Edwards really doesn't provide any evidence that Albertans are any more naive about nuclear power than anyone else. It seems that in the mainstream press and thought nuclear power is now thought to be safe and even "green"--see the next post where I include an article by a Green nuclear supporter.
As I recall the original objections to nuclear power were not from environmentalists so much as mainstream conservative free market economists. Nuclear power apparently is not economically feasible without state support and subsidies. Among the state supports in Ontario is a bill that limits liability for accidents!
Just the problem of storage of radioactive wastes strikes me as a reason to avoid nuclear power. We are storing problems for future generations.
Albertans an 'easy sell' for nukes
Hanneke Brooymans, The Edmonton Journal
Published: Saturday, September 29
EDMONTON - Nuclear companies are taking advantage of naive Albertans who haven't yet learned about the risks of nuclear energy, says a long-time critic of the nuclear industry.
Gordon Edwards is a mathematician with Vanier College in Montreal who has spent 30 years advocating for nuclear responsibility. He was brought in by local environmental groups to inform Albertans about the potential risks of nuclear energy.
"I think both (French nuclear company) Areva and (Atomic Energy Canada Ltd.) AECL are enthusiastic about the degree of naivete because it means it's easier to sell it," he said during a meeting with The Journal's editorial board Friday.
But Energy Alberta Corp., which has proposed a plant next to a lake 30 kilometres west of Peace River, says it's actually quite the opposite.

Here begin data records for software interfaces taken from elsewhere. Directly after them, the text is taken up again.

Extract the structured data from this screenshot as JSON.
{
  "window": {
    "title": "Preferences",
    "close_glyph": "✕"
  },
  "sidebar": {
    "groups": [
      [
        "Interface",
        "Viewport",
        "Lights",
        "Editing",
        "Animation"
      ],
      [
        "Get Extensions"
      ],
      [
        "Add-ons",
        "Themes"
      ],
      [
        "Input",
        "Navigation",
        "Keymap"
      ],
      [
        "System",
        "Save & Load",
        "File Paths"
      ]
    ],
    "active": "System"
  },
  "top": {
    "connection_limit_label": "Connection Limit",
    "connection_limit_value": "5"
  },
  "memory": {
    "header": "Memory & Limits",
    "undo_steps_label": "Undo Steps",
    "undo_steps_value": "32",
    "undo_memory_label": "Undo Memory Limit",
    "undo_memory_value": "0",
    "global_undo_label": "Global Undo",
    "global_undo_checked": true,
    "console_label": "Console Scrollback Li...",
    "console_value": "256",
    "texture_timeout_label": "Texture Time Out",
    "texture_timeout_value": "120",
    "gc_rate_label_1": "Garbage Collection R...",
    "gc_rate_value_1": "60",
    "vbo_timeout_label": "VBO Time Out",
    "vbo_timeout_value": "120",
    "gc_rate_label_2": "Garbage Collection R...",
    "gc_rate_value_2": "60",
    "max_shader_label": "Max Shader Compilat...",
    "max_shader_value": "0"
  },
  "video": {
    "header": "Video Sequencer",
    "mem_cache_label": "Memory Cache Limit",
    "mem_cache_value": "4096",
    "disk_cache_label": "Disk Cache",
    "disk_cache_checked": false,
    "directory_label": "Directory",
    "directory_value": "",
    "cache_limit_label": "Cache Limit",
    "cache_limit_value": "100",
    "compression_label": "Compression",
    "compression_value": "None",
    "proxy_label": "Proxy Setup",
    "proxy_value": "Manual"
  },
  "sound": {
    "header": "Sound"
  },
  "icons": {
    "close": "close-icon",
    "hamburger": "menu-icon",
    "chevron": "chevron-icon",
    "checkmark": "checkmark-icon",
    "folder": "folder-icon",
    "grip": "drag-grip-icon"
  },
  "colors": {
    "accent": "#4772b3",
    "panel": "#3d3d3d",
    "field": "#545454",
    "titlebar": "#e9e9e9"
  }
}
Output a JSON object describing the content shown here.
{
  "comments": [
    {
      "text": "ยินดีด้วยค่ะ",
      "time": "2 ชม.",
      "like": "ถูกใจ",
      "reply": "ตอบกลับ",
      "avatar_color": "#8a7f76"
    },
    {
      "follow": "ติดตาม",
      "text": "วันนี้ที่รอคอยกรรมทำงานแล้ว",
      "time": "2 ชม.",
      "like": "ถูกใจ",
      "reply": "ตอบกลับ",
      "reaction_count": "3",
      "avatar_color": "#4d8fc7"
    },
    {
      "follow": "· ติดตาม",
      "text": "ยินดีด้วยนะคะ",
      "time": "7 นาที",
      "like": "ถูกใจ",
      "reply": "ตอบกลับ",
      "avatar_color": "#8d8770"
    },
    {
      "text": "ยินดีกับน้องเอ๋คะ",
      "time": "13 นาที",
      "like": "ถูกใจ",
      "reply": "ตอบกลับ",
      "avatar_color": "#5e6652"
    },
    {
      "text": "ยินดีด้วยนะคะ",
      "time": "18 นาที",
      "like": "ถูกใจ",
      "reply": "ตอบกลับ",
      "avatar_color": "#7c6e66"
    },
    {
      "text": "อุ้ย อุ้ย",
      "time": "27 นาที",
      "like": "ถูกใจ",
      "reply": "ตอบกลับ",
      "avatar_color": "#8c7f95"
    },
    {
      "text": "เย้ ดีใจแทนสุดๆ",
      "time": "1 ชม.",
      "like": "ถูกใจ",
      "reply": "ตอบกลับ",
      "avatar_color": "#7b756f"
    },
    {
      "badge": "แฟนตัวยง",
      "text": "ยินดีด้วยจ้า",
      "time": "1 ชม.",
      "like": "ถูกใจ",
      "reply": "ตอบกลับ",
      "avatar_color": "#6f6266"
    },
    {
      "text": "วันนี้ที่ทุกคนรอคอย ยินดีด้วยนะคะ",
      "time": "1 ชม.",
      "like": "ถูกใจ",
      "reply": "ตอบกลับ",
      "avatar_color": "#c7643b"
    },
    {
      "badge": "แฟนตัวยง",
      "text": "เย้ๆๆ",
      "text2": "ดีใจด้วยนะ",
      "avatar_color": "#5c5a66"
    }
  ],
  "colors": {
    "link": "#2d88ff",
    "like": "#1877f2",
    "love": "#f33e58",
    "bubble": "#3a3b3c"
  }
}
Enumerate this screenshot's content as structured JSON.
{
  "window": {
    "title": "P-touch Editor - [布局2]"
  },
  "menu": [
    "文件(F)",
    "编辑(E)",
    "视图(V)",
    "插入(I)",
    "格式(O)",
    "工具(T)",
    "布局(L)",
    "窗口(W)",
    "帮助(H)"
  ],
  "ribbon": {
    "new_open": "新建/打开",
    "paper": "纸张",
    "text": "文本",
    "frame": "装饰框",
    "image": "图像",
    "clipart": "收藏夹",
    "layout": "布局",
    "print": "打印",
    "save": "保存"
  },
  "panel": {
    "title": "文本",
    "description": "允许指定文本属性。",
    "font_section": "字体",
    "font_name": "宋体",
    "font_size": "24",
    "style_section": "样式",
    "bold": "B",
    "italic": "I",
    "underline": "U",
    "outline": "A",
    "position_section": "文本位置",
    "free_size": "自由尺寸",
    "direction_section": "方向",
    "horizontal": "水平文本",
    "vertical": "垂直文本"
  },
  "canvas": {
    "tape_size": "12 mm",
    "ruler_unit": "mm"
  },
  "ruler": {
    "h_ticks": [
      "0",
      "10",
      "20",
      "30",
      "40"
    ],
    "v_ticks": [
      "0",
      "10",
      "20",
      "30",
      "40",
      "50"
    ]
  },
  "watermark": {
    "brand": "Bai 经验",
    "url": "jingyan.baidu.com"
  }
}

It would be easier to try to build something in Ontario, where residents are used to nuclear power, than trying to convince Albertans living in the land of oil and gas that nuclear power is a good idea, company spokesman Guy Huntingford said.
Edwards said he is worried Albertans don't understand what they could be getting themselves into and that it will be an irreversible decision.
"Once you opt for nuclear power, you have made a decision to turn a part of Alberta into a radioactive waste dump," he said.
Even if the province isn't chosen as a national storage site for spent nuclear fuel, there are still large volumes of radioactive filters, rags, resins, debris and contaminated equipment that will become the property of Alberta, he said.
The Energy Alberta proposal calls for two 2,200- megawatt twin-unit reactors. The plan is to have the first one operating by 2017. That project recently began a regulatory process with the Canadian Nuclear Safety Commission.
Edwards said Albertans shouldn't place their faith in the commission to ensure the plant will not affect the health of the public or the environment.
"You can't rely on the safety commission to look after you. The safety commission has a track record of supporting the industry and never refusing to grant a licence."
The commission disputes these claims. Regardless of stakeholders' interests, the CNSC's priority is and will always remain safety, said Aurele Gervais, a commission spokesman in an e-mail response.
"It considers it crucial to preserve public confidence and trust in the fairness of the regulatory decision-making process. Maintaining an arm's-length relationship to government and industry is a critical element to sustain that confidence."